**EXERCISE REQUIREMENTS**
Look for the string "JSON" in the material below. Copy every line where you find it.

**SUPPLIED DATA**
::::::::

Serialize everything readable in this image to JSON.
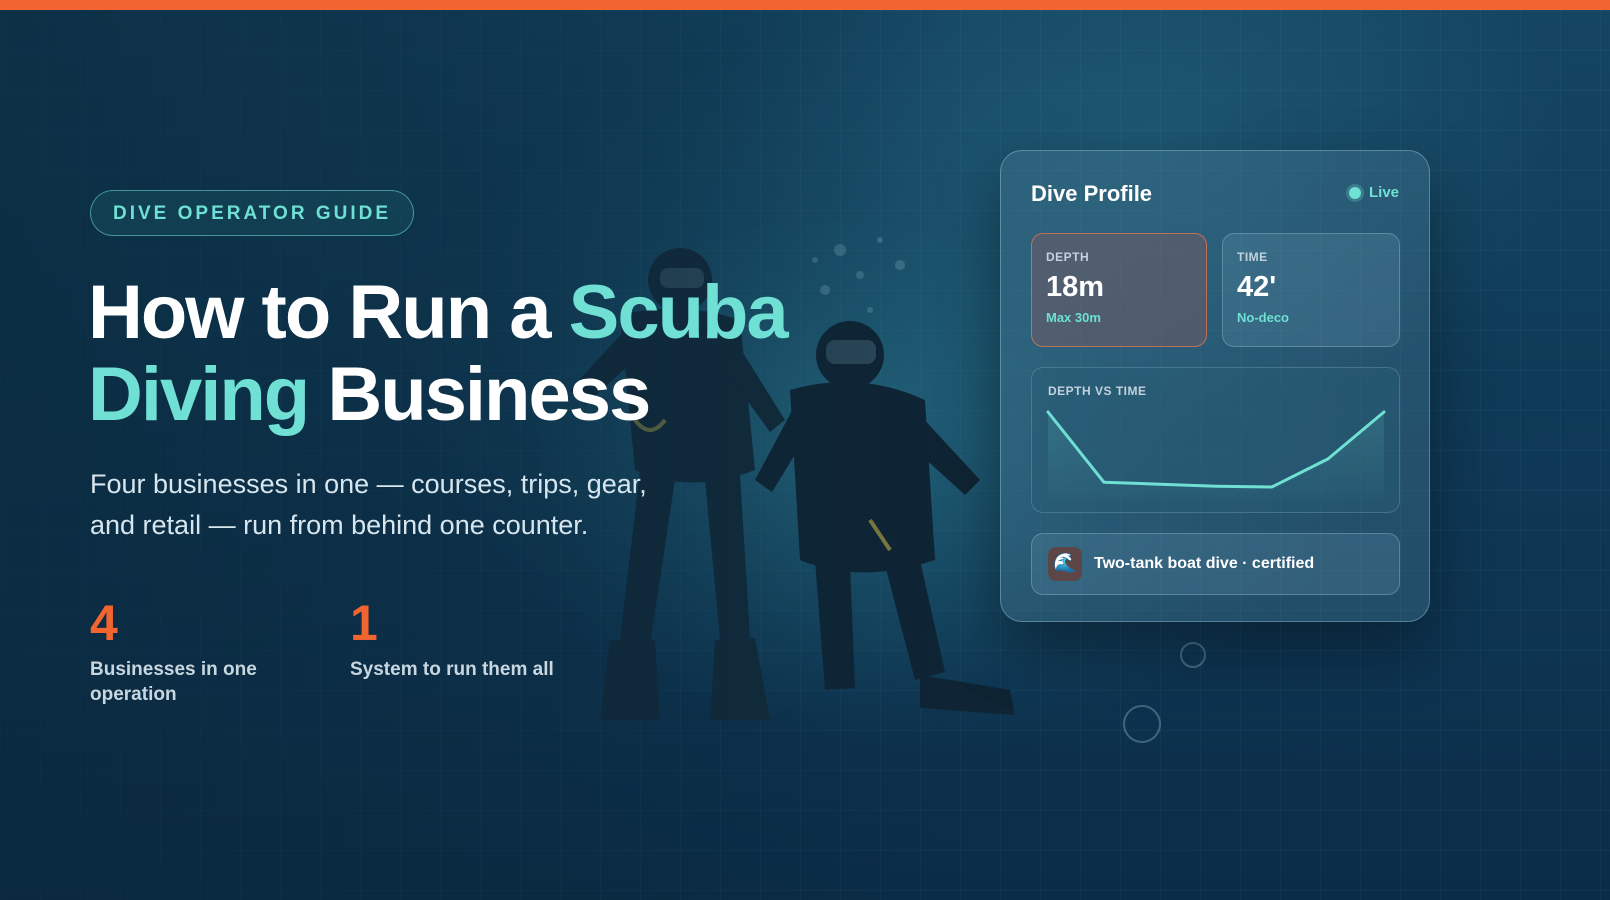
{
  "badge": "DIVE OPERATOR GUIDE",
  "headline": {
    "part1": "How to Run a ",
    "accent1": "Scuba",
    "accent2": "Diving",
    "part2": " Business"
  },
  "subtitle": "Four businesses in one — courses, trips, gear, and retail — run from behind one counter.",
  "stats": [
    {
      "number": "4",
      "label": "Businesses in one operation"
    },
    {
      "number": "1",
      "label": "System to run them all"
    }
  ],
  "card": {
    "title": "Dive Profile",
    "status": "Live",
    "metrics": [
      {
        "label": "DEPTH",
        "value": "18m",
        "sub": "Max 30m"
      },
      {
        "label": "TIME",
        "value": "42'",
        "sub": "No-deco"
      }
    ],
    "chart_label": "DEPTH VS TIME",
    "trip": {
      "icon": "wave-icon",
      "label": "Two-tank boat dive · certified"
    }
  },
  "chart_data": {
    "type": "line",
    "title": "DEPTH VS TIME",
    "xlabel": "",
    "ylabel": "",
    "x": [
      0,
      1,
      2,
      3,
      4,
      5,
      6
    ],
    "series": [
      {
        "values": [
          0,
          18,
          18.5,
          19,
          19.2,
          12,
          0
        ]
      }
    ],
    "y_inverted": true,
    "ylim": [
      0,
      21
    ],
    "grid": false,
    "legend": "none"
  },
  "colors": {
    "accent": "#f26430",
    "teal": "#6fe0d3",
    "background": "#0f3550"
  }
}
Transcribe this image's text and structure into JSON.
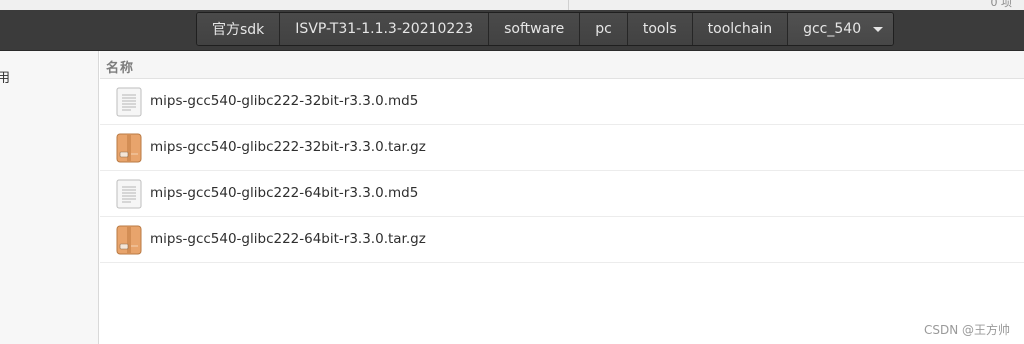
{
  "top_right_partial_text": "0 项",
  "breadcrumbs": [
    {
      "label": "官方sdk"
    },
    {
      "label": "ISVP-T31-1.1.3-20210223"
    },
    {
      "label": "software"
    },
    {
      "label": "pc"
    },
    {
      "label": "tools"
    },
    {
      "label": "toolchain"
    },
    {
      "label": "gcc_540"
    }
  ],
  "sidebar": {
    "partial_label": "用"
  },
  "list": {
    "column_name": "名称",
    "files": [
      {
        "name": "mips-gcc540-glibc222-32bit-r3.3.0.md5",
        "icon": "text-document-icon"
      },
      {
        "name": "mips-gcc540-glibc222-32bit-r3.3.0.tar.gz",
        "icon": "archive-icon"
      },
      {
        "name": "mips-gcc540-glibc222-64bit-r3.3.0.md5",
        "icon": "text-document-icon"
      },
      {
        "name": "mips-gcc540-glibc222-64bit-r3.3.0.tar.gz",
        "icon": "archive-icon"
      }
    ]
  },
  "watermark": "CSDN @王方帅",
  "colors": {
    "headerbar": "#3b3b3b",
    "archive_icon": "#e8a46c",
    "text_icon": "#f4f4f4"
  }
}
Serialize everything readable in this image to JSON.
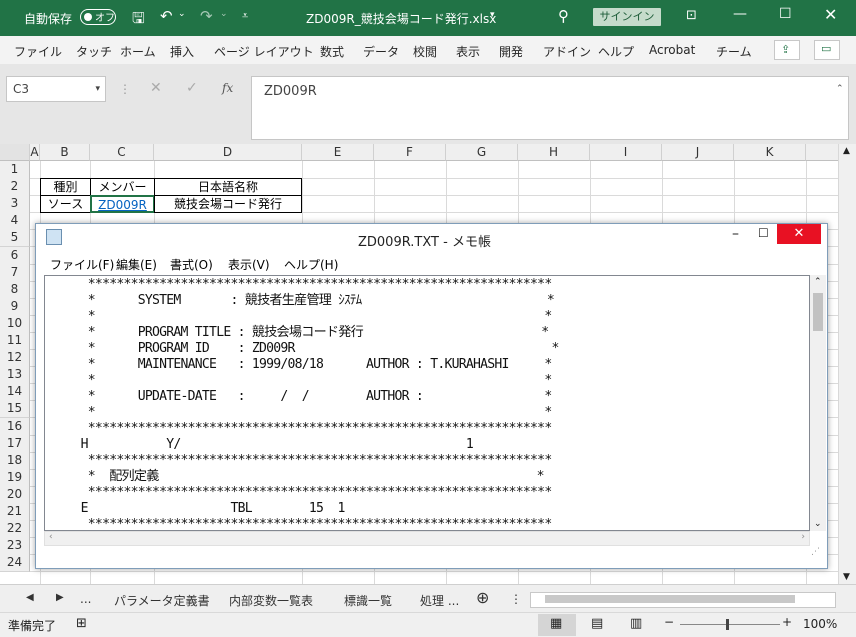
{
  "titlebar": {
    "autosave": "自動保存",
    "autosave_state": "オフ",
    "filename": "ZD009R_競技会場コード発行.xlsx",
    "signin": "サインイン"
  },
  "ribbon": {
    "tabs": [
      "ファイル",
      "タッチ",
      "ホーム",
      "挿入",
      "ページ レイアウト",
      "数式",
      "データ",
      "校閲",
      "表示",
      "開発",
      "アドイン",
      "ヘルプ",
      "Acrobat",
      "チーム"
    ]
  },
  "formula": {
    "namebox": "C3",
    "value": "ZD009R",
    "fx": "fx"
  },
  "grid": {
    "columns": [
      "A",
      "B",
      "C",
      "D",
      "E",
      "F",
      "G",
      "H",
      "I",
      "J",
      "K"
    ],
    "rows": [
      "1",
      "2",
      "3",
      "4",
      "5",
      "6",
      "7",
      "8",
      "9",
      "10",
      "11",
      "12",
      "13",
      "14",
      "15",
      "16",
      "17",
      "18",
      "19",
      "20",
      "21",
      "22",
      "23",
      "24"
    ],
    "headers": {
      "b": "種別",
      "c": "メンバー",
      "d": "日本語名称"
    },
    "row3": {
      "b": "ソース",
      "c": "ZD009R",
      "d": "競技会場コード発行"
    }
  },
  "sheets": {
    "ellipsis": "...",
    "tabs": [
      "パラメータ定義書",
      "内部変数一覧表",
      "標識一覧",
      "処理 ..."
    ]
  },
  "status": {
    "ready": "準備完了",
    "zoom": "100%"
  },
  "notepad": {
    "title": "ZD009R.TXT - メモ帳",
    "menu": [
      "ファイル(F)",
      "編集(E)",
      "書式(O)",
      "表示(V)",
      "ヘルプ(H)"
    ],
    "lines": [
      "      *****************************************************************",
      "      *      SYSTEM       : 競技者生産管理 ｼｽﾃﾑ                          *",
      "      *                                                               *",
      "      *      PROGRAM TITLE : 競技会場コード発行                         *",
      "      *      PROGRAM ID    : ZD009R                                    *",
      "      *      MAINTENANCE   : 1999/08/18      AUTHOR : T.KURAHASHI     *",
      "      *                                                               *",
      "      *      UPDATE-DATE   :     /  /        AUTHOR :                 *",
      "      *                                                               *",
      "      *****************************************************************",
      "     H           Y/                                        1",
      "      *****************************************************************",
      "      *  配列定義                                                     *",
      "      *****************************************************************",
      "     E                    TBL        15  1",
      "      *****************************************************************"
    ]
  },
  "colors": {
    "excel_green": "#217346",
    "close_red": "#e81123",
    "link_blue": "#0563c1"
  }
}
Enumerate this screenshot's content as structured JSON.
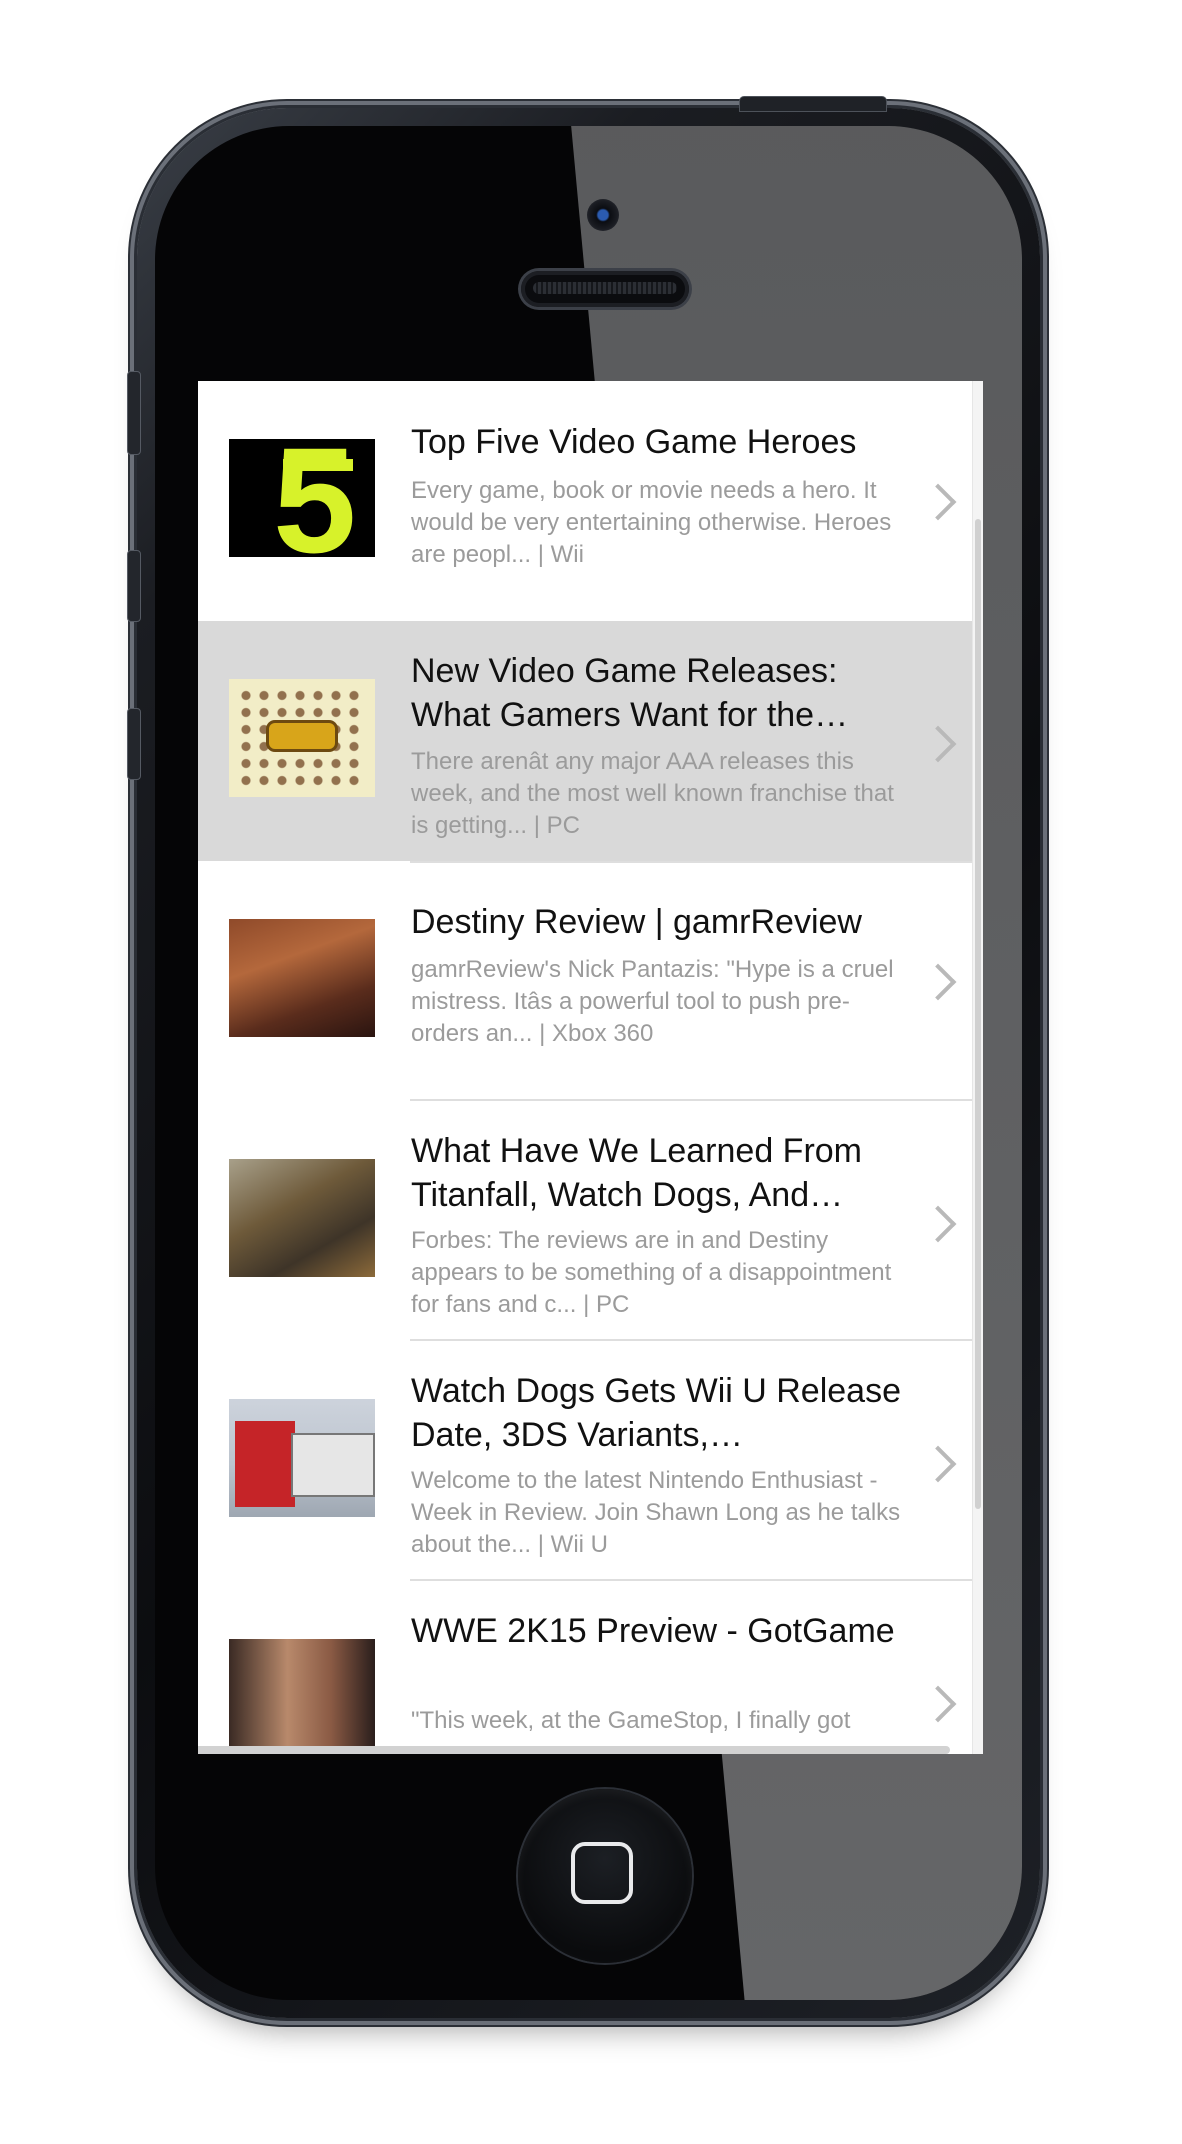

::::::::

**RESPONSE**
Serialize everything readable in this image to JSON.
Transcribe this image's text and structure into JSON.
Serialize everything readable in this image to JSON.
Enumerate this screenshot's content as structured JSON.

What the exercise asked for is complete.